Offence and Punishment:
Under Section 3 if any person, either by himself or as a member or as a leader of a group of persons or organization, commits or attempts to commit or abets or incites the commission of any act of violence shall be punished with imprisonment for a term not less than three years but extendable to ten years and with fine.)
Vide Section 4, any offence committed under Section 3, shall be cognizable and non bailable.
Vide Section 5, in addition to the punishment specified in Section 3; the person committing the offence shall also be liable to pay compensation for the damage or loss caused to the property, as determined by the court, failing which the sum shall be recovered like the arrears of land revenue under the Revenue Recovery Act, 1864.
Position in Other States:
Legislations on similar lines have been enacted and implemented in many other states also such as Punjab, Haryana, Maharashtra, Andhra Pradesh and Union Territory of Delhi. Under the Haryana Medicare Service Persons and Medicare Service Institutions (Prevention of Violence and Damage to Property) Bill, 2009, the offence is punishable with imprisonment for a period of three years and liability to a penalty of actual amount of purchase price of medical equipment damaged and the loss caused to the property, as may be determined by the competent court.
The Maharashtra Act (of 2008) has even more stringent punishments with a fine of Rs 50,000 for assaulting/attacking the doctors/other hospital employees and a penalty of twice the value of property damaged.
Recommended Additional Measures by the Hospitals to Reduce the Incidence of Violence:
To make these laws effective and deterrent, the health authorities, as well as the hospitals, need to inform and educate the public, through public notices, about:
a. The provisions of the law and the punishments for indulging in such acts of violence.
b. Availability of a system of redressal of patients’ grievances and informing the public/ patients about the procedure for seeking redressal.
The hospital management would also do well to inspire the public confidence by:
a. Prompt and fair redressal of patients’ grievances to the satisfaction of the aggrieved.
b. Elimination of all dissatisfies/potential provocations for such violence through an effective patient safety management system and improved communication with the patients/their attendants.

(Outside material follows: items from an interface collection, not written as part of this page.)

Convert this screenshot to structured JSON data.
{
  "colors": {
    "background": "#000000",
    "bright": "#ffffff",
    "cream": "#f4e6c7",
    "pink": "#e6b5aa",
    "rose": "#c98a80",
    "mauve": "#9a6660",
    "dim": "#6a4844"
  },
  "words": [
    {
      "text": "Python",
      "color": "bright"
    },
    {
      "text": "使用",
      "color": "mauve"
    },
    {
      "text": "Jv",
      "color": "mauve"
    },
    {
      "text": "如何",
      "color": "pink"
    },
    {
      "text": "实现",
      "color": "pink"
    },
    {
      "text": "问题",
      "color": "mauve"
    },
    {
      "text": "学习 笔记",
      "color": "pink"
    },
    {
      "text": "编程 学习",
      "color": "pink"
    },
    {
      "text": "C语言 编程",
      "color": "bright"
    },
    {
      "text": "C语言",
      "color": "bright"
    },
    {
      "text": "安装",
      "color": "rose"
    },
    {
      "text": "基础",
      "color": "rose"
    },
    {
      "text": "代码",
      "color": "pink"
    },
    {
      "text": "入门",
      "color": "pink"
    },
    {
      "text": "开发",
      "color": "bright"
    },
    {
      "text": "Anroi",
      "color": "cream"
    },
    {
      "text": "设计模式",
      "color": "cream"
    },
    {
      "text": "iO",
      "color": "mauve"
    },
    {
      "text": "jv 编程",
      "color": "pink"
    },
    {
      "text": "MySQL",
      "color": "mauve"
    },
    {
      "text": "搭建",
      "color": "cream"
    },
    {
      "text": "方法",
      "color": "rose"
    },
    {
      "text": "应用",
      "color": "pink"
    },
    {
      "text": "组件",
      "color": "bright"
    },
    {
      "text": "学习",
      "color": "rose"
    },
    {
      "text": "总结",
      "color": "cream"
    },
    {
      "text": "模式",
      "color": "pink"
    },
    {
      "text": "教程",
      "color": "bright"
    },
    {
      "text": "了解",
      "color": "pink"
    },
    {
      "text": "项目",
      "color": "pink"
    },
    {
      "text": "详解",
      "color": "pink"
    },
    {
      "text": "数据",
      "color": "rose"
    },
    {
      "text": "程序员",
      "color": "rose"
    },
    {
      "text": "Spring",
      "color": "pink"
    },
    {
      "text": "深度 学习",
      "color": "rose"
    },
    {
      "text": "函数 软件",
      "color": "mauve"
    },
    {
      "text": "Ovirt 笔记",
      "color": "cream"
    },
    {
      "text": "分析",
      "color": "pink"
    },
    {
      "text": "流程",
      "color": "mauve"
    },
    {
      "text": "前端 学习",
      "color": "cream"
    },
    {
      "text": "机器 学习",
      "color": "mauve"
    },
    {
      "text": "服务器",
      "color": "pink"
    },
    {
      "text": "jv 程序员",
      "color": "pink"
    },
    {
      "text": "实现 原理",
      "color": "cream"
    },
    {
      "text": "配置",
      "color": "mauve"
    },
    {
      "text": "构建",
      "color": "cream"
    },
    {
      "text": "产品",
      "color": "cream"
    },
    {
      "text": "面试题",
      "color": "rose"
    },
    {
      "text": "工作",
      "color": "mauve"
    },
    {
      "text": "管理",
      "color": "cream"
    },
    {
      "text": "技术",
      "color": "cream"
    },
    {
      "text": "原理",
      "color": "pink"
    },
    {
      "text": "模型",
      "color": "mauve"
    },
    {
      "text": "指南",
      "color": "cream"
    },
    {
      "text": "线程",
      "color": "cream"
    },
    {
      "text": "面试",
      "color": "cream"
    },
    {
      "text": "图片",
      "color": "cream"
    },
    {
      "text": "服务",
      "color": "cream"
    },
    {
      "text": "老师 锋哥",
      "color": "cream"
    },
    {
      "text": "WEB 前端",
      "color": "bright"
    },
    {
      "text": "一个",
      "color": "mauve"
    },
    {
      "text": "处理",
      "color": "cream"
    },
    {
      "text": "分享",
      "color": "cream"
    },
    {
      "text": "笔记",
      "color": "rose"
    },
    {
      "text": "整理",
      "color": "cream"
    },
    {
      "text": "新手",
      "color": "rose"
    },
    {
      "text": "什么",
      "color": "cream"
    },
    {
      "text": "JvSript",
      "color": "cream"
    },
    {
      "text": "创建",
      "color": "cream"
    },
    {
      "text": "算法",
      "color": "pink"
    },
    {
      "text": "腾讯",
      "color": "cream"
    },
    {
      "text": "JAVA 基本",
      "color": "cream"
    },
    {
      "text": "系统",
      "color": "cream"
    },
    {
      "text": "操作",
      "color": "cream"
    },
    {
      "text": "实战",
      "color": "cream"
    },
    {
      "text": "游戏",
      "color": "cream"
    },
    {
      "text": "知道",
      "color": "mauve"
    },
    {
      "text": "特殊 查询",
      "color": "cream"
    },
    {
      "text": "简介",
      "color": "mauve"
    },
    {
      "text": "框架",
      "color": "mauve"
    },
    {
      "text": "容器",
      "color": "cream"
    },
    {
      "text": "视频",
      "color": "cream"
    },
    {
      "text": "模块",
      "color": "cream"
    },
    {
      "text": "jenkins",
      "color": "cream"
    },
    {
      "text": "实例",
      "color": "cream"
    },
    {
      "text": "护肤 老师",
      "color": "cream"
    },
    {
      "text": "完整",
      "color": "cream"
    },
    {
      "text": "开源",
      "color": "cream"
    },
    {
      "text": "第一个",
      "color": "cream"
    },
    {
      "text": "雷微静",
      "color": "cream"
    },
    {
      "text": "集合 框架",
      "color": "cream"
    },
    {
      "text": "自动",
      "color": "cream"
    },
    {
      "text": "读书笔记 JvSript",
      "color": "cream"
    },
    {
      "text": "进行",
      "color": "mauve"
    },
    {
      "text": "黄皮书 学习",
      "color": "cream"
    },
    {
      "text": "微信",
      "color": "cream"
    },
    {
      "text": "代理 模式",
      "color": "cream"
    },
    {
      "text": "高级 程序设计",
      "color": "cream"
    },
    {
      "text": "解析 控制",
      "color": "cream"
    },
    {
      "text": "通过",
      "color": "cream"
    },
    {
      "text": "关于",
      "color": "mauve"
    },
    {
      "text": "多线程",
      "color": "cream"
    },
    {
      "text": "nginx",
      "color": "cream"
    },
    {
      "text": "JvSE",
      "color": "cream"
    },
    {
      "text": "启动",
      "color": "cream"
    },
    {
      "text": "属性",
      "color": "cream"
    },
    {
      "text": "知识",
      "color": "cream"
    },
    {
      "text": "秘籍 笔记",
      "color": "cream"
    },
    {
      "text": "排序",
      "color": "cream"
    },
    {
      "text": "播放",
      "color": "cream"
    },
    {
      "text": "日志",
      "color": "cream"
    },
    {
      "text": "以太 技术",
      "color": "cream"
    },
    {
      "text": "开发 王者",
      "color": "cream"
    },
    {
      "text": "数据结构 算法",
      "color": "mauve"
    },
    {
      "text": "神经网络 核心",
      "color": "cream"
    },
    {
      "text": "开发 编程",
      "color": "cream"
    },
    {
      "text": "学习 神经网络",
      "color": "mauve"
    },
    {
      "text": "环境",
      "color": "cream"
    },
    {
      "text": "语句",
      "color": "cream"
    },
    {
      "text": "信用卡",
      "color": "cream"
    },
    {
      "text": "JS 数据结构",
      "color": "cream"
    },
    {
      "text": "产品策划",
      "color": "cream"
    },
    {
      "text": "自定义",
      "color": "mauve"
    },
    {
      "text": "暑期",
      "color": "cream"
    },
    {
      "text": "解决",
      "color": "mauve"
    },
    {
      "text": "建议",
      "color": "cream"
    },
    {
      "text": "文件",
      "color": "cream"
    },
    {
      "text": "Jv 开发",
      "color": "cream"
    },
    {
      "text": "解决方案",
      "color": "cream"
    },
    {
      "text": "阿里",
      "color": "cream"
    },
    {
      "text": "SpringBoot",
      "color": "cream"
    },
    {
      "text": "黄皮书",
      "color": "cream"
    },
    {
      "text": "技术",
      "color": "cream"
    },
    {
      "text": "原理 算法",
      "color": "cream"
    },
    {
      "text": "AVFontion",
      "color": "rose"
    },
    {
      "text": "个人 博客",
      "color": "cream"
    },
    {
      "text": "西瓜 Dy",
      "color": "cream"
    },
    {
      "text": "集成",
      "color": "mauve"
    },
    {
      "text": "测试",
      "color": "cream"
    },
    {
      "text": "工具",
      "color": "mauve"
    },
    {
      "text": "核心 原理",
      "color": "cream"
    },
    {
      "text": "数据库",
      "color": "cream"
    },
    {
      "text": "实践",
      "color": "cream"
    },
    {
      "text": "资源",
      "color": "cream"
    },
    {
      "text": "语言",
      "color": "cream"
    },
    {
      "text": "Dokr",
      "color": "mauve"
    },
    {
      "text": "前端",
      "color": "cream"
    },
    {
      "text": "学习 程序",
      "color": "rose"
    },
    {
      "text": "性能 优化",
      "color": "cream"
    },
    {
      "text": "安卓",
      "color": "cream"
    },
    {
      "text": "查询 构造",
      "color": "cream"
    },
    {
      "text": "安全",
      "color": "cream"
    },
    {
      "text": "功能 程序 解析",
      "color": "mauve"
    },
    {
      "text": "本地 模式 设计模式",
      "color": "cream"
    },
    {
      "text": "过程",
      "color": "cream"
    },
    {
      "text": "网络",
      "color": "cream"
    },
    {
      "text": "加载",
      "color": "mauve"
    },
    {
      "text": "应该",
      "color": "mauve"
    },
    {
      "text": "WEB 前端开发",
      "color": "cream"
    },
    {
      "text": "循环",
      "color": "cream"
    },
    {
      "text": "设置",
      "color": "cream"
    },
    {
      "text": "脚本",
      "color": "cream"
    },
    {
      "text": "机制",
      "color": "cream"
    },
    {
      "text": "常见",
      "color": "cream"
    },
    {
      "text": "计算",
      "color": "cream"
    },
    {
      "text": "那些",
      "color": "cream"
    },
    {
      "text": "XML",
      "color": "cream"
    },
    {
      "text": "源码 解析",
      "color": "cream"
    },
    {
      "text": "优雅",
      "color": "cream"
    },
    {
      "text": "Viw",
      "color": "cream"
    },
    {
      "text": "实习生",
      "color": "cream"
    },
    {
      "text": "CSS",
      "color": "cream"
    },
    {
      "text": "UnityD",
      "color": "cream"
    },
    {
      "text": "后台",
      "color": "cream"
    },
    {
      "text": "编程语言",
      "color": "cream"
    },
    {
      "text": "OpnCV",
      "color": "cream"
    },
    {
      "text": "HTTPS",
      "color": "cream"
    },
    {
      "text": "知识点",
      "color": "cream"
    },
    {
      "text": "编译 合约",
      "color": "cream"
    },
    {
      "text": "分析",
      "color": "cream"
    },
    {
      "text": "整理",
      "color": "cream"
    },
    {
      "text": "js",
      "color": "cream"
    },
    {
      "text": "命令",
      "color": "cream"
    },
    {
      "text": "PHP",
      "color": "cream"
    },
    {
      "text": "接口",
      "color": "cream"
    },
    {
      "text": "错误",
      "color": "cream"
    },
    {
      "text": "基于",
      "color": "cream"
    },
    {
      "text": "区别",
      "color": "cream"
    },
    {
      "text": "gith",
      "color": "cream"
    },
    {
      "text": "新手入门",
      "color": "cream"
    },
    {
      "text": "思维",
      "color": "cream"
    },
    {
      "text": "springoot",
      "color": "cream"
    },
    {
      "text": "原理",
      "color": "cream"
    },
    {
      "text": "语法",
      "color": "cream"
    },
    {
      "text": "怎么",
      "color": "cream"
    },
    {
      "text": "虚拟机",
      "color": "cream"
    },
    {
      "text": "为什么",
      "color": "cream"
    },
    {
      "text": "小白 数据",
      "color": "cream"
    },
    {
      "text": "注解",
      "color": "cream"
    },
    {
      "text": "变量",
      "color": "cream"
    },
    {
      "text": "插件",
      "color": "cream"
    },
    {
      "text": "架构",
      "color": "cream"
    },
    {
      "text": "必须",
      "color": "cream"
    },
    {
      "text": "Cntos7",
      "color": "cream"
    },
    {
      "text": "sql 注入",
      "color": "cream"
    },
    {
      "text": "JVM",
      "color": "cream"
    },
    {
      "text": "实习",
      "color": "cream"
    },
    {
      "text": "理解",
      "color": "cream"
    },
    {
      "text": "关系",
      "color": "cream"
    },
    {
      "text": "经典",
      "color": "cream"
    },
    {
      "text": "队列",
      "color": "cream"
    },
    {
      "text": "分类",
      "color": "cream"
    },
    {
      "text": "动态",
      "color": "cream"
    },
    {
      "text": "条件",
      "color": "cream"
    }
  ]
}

c. Sympathetic and helpful attitude and tactful handling of the irate/agitated mobs.
d. Resorting to preemptive information to police whenever the situation is serious and expected to go out of control.